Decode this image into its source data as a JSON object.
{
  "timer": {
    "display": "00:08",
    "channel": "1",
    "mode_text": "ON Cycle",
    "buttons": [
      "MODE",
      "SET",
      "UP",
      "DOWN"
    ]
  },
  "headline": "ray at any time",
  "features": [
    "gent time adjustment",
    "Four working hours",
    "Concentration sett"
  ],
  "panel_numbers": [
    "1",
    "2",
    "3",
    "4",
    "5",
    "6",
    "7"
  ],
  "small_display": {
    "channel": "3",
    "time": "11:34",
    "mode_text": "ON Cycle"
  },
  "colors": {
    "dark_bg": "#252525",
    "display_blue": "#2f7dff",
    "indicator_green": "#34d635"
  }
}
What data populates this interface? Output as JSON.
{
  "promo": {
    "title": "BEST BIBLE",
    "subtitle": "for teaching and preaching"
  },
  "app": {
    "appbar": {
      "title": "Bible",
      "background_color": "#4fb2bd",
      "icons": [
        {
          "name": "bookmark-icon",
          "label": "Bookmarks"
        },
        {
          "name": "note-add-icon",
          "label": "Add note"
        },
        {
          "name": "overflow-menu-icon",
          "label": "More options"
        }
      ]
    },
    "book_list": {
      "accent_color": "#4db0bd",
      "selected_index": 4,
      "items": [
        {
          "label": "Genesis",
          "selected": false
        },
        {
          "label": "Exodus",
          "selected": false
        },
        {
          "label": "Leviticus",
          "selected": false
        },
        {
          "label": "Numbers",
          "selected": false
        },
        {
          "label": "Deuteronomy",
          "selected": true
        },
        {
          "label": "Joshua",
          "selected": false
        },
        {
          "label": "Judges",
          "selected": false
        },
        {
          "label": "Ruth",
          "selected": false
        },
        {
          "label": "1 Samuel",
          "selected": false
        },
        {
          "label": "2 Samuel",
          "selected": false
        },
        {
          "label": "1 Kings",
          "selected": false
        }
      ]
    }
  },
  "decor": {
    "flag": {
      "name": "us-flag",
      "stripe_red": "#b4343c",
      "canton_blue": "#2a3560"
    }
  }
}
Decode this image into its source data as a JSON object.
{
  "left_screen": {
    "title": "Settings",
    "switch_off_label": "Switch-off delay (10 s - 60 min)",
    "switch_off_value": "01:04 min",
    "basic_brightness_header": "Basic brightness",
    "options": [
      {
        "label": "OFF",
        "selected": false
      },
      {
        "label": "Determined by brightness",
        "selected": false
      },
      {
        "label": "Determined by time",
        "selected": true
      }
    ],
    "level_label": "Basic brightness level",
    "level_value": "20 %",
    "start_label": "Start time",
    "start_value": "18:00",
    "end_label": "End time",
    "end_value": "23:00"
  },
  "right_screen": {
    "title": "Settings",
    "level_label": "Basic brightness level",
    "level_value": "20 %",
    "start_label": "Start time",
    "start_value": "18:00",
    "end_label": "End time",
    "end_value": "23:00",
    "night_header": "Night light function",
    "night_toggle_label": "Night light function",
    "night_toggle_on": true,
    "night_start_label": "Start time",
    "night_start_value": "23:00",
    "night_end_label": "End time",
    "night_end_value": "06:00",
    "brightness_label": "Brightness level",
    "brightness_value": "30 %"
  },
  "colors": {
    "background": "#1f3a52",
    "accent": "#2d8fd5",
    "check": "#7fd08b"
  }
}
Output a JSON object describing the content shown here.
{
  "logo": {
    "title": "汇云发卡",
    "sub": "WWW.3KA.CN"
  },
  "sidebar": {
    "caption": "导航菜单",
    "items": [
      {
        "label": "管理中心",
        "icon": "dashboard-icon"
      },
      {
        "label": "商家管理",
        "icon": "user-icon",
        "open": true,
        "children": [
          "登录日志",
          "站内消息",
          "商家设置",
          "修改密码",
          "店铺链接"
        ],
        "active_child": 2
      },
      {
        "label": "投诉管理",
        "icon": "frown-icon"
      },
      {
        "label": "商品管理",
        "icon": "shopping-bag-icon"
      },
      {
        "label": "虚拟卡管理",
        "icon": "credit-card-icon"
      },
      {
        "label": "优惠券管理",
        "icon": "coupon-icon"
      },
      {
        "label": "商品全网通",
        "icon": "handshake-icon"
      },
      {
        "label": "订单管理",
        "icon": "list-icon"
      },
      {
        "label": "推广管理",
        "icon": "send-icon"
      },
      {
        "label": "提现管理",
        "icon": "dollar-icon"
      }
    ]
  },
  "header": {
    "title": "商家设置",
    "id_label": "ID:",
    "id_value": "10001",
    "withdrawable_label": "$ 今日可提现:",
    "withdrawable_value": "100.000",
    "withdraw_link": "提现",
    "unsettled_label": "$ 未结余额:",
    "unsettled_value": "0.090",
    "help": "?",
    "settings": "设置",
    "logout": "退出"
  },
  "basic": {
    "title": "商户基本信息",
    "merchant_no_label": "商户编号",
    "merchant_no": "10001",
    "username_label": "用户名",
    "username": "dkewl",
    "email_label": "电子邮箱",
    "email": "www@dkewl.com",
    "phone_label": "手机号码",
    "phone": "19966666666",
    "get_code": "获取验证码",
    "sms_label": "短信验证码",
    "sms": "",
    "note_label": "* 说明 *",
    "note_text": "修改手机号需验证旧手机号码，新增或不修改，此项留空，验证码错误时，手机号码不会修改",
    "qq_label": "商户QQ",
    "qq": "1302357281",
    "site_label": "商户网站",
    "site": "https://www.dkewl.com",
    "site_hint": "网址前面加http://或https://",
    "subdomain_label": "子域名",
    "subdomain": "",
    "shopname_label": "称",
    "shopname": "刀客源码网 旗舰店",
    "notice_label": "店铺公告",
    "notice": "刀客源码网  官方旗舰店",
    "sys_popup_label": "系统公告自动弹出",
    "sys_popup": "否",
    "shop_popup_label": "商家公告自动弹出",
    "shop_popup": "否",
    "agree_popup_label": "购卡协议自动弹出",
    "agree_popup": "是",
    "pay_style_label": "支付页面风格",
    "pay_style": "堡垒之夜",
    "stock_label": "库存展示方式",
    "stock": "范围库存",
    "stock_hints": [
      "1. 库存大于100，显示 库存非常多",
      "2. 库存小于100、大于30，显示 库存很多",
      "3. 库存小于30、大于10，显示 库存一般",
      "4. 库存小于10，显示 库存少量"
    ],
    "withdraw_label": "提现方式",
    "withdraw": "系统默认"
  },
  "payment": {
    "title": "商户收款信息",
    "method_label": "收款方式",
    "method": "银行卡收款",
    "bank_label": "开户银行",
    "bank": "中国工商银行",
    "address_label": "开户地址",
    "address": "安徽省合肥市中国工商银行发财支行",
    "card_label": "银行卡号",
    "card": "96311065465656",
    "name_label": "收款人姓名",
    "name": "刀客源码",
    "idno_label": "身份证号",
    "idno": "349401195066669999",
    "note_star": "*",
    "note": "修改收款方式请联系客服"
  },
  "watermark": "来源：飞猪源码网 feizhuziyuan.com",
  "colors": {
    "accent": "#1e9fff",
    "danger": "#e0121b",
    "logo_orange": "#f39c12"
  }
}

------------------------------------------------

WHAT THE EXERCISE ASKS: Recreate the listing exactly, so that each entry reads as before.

REPLY TO THE EXERCISE:
Decode this image into its source data as a JSON object.
{
  "timer": {
    "display": "00:08",
    "channel": "1",
    "mode_text": "ON Cycle",
    "buttons": [
      "MODE",
      "SET",
      "UP",
      "DOWN"
    ]
  },
  "headline": "ray at any time",
  "features": [
    "gent time adjustment",
    "Four working hours",
    "Concentration sett"
  ],
  "panel_numbers": [
    "1",
    "2",
    "3",
    "4",
    "5",
    "6",
    "7"
  ],
  "small_display": {
    "channel": "3",
    "time": "11:34",
    "mode_text": "ON Cycle"
  },
  "colors": {
    "dark_bg": "#252525",
    "display_blue": "#2f7dff",
    "indicator_green": "#34d635"
  }
}
What data populates this interface? Output as JSON.
{
  "promo": {
    "title": "BEST BIBLE",
    "subtitle": "for teaching and preaching"
  },
  "app": {
    "appbar": {
      "title": "Bible",
      "background_color": "#4fb2bd",
      "icons": [
        {
          "name": "bookmark-icon",
          "label": "Bookmarks"
        },
        {
          "name": "note-add-icon",
          "label": "Add note"
        },
        {
          "name": "overflow-menu-icon",
          "label": "More options"
        }
      ]
    },
    "book_list": {
      "accent_color": "#4db0bd",
      "selected_index": 4,
      "items": [
        {
          "label": "Genesis",
          "selected": false
        },
        {
          "label": "Exodus",
          "selected": false
        },
        {
          "label": "Leviticus",
          "selected": false
        },
        {
          "label": "Numbers",
          "selected": false
        },
        {
          "label": "Deuteronomy",
          "selected": true
        },
        {
          "label": "Joshua",
          "selected": false
        },
        {
          "label": "Judges",
          "selected": false
        },
        {
          "label": "Ruth",
          "selected": false
        },
        {
          "label": "1 Samuel",
          "selected": false
        },
        {
          "label": "2 Samuel",
          "selected": false
        },
        {
          "label": "1 Kings",
          "selected": false
        }
      ]
    }
  },
  "decor": {
    "flag": {
      "name": "us-flag",
      "stripe_red": "#b4343c",
      "canton_blue": "#2a3560"
    }
  }
}
Decode this image into its source data as a JSON object.
{
  "left_screen": {
    "title": "Settings",
    "switch_off_label": "Switch-off delay (10 s - 60 min)",
    "switch_off_value": "01:04 min",
    "basic_brightness_header": "Basic brightness",
    "options": [
      {
        "label": "OFF",
        "selected": false
      },
      {
        "label": "Determined by brightness",
        "selected": false
      },
      {
        "label": "Determined by time",
        "selected": true
      }
    ],
    "level_label": "Basic brightness level",
    "level_value": "20 %",
    "start_label": "Start time",
    "start_value": "18:00",
    "end_label": "End time",
    "end_value": "23:00"
  },
  "right_screen": {
    "title": "Settings",
    "level_label": "Basic brightness level",
    "level_value": "20 %",
    "start_label": "Start time",
    "start_value": "18:00",
    "end_label": "End time",
    "end_value": "23:00",
    "night_header": "Night light function",
    "night_toggle_label": "Night light function",
    "night_toggle_on": true,
    "night_start_label": "Start time",
    "night_start_value": "23:00",
    "night_end_label": "End time",
    "night_end_value": "06:00",
    "brightness_label": "Brightness level",
    "brightness_value": "30 %"
  },
  "colors": {
    "background": "#1f3a52",
    "accent": "#2d8fd5",
    "check": "#7fd08b"
  }
}
Output a JSON object describing the content shown here.
{
  "logo": {
    "title": "汇云发卡",
    "sub": "WWW.3KA.CN"
  },
  "sidebar": {
    "caption": "导航菜单",
    "items": [
      {
        "label": "管理中心",
        "icon": "dashboard-icon"
      },
      {
        "label": "商家管理",
        "icon": "user-icon",
        "open": true,
        "children": [
          "登录日志",
          "站内消息",
          "商家设置",
          "修改密码",
          "店铺链接"
        ],
        "active_child": 2
      },
      {
        "label": "投诉管理",
        "icon": "frown-icon"
      },
      {
        "label": "商品管理",
        "icon": "shopping-bag-icon"
      },
      {
        "label": "虚拟卡管理",
        "icon": "credit-card-icon"
      },
      {
        "label": "优惠券管理",
        "icon": "coupon-icon"
      },
      {
        "label": "商品全网通",
        "icon": "handshake-icon"
      },
      {
        "label": "订单管理",
        "icon": "list-icon"
      },
      {
        "label": "推广管理",
        "icon": "send-icon"
      },
      {
        "label": "提现管理",
        "icon": "dollar-icon"
      }
    ]
  },
  "header": {
    "title": "商家设置",
    "id_label": "ID:",
    "id_value": "10001",
    "withdrawable_label": "$ 今日可提现:",
    "withdrawable_value": "100.000",
    "withdraw_link": "提现",
    "unsettled_label": "$ 未结余额:",
    "unsettled_value": "0.090",
    "help": "?",
    "settings": "设置",
    "logout": "退出"
  },
  "basic": {
    "title": "商户基本信息",
    "merchant_no_label": "商户编号",
    "merchant_no": "10001",
    "username_label": "用户名",
    "username": "dkewl",
    "email_label": "电子邮箱",
    "email": "www@dkewl.com",
    "phone_label": "手机号码",
    "phone": "19966666666",
    "get_code": "获取验证码",
    "sms_label": "短信验证码",
    "sms": "",
    "note_label": "* 说明 *",
    "note_text": "修改手机号需验证旧手机号码，新增或不修改，此项留空，验证码错误时，手机号码不会修改",
    "qq_label": "商户QQ",
    "qq": "1302357281",
    "site_label": "商户网站",
    "site": "https://www.dkewl.com",
    "site_hint": "网址前面加http://或https://",
    "subdomain_label": "子域名",
    "subdomain": "",
    "shopname_label": "称",
    "shopname": "刀客源码网 旗舰店",
    "notice_label": "店铺公告",
    "notice": "刀客源码网  官方旗舰店",
    "sys_popup_label": "系统公告自动弹出",
    "sys_popup": "否",
    "shop_popup_label": "商家公告自动弹出",
    "shop_popup": "否",
    "agree_popup_label": "购卡协议自动弹出",
    "agree_popup": "是",
    "pay_style_label": "支付页面风格",
    "pay_style": "堡垒之夜",
    "stock_label": "库存展示方式",
    "stock": "范围库存",
    "stock_hints": [
      "1. 库存大于100，显示 库存非常多",
      "2. 库存小于100、大于30，显示 库存很多",
      "3. 库存小于30、大于10，显示 库存一般",
      "4. 库存小于10，显示 库存少量"
    ],
    "withdraw_label": "提现方式",
    "withdraw": "系统默认"
  },
  "payment": {
    "title": "商户收款信息",
    "method_label": "收款方式",
    "method": "银行卡收款",
    "bank_label": "开户银行",
    "bank": "中国工商银行",
    "address_label": "开户地址",
    "address": "安徽省合肥市中国工商银行发财支行",
    "card_label": "银行卡号",
    "card": "96311065465656",
    "name_label": "收款人姓名",
    "name": "刀客源码",
    "idno_label": "身份证号",
    "idno": "349401195066669999",
    "note_star": "*",
    "note": "修改收款方式请联系客服"
  },
  "watermark": "来源：飞猪源码网 feizhuziyuan.com",
  "colors": {
    "accent": "#1e9fff",
    "danger": "#e0121b",
    "logo_orange": "#f39c12"
  }
}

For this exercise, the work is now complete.